[YOUR INSTRUCTIONS]
The lines to copy are those in the listing that hold the word "icon".

[MATERIALS PROVIDED]
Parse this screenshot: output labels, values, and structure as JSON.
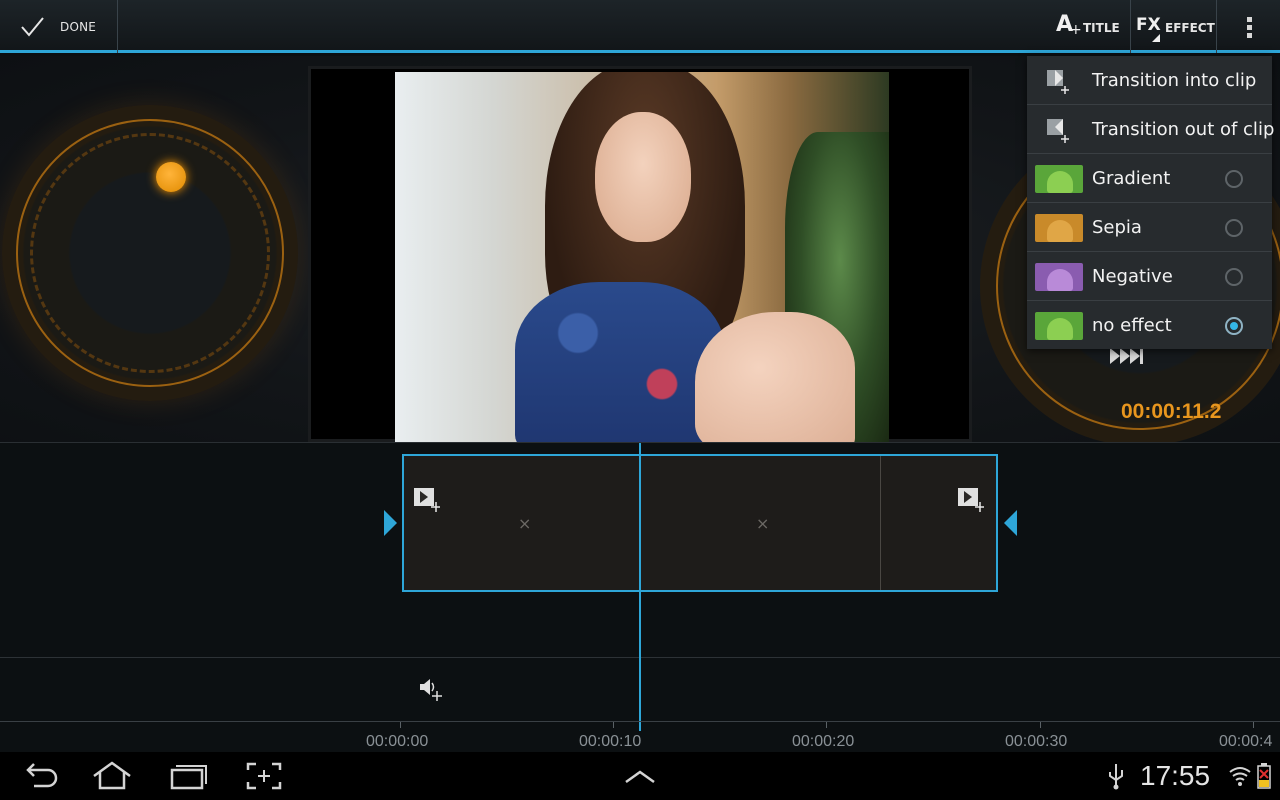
{
  "actionbar": {
    "done_label": "DONE",
    "title_label": "TITLE",
    "effect_label": "EFFECT",
    "title_icon": "text-add-icon",
    "effect_icon": "fx-icon",
    "overflow_icon": "overflow-menu-icon"
  },
  "preview": {
    "timecode": "00:00:11.2"
  },
  "menu": {
    "items": [
      {
        "label": "Transition into clip",
        "icon": "transition-in-icon"
      },
      {
        "label": "Transition out of clip",
        "icon": "transition-out-icon"
      },
      {
        "label": "Gradient",
        "thumb_color": "#5aa63a",
        "droid_color": "#8ccf52",
        "selected": false
      },
      {
        "label": "Sepia",
        "thumb_color": "#c98a2a",
        "droid_color": "#e0a646",
        "selected": false
      },
      {
        "label": "Negative",
        "thumb_color": "#8a5cb0",
        "droid_color": "#b98ad8",
        "selected": false
      },
      {
        "label": "no effect",
        "thumb_color": "#5aa63a",
        "droid_color": "#8ccf52",
        "selected": true
      }
    ]
  },
  "timeline": {
    "ticks": [
      "00:00:00",
      "00:00:10",
      "00:00:20",
      "00:00:30",
      "00:00:4"
    ]
  },
  "statusbar": {
    "time": "17:55"
  },
  "colors": {
    "accent": "#2ea6d8",
    "dial": "#e8961e",
    "timecode": "#e8961e"
  }
}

[OUTPUT]
    "title_icon": "text-add-icon",
    "effect_icon": "fx-icon",
    "overflow_icon": "overflow-menu-icon"
        "icon": "transition-in-icon"
        "icon": "transition-out-icon"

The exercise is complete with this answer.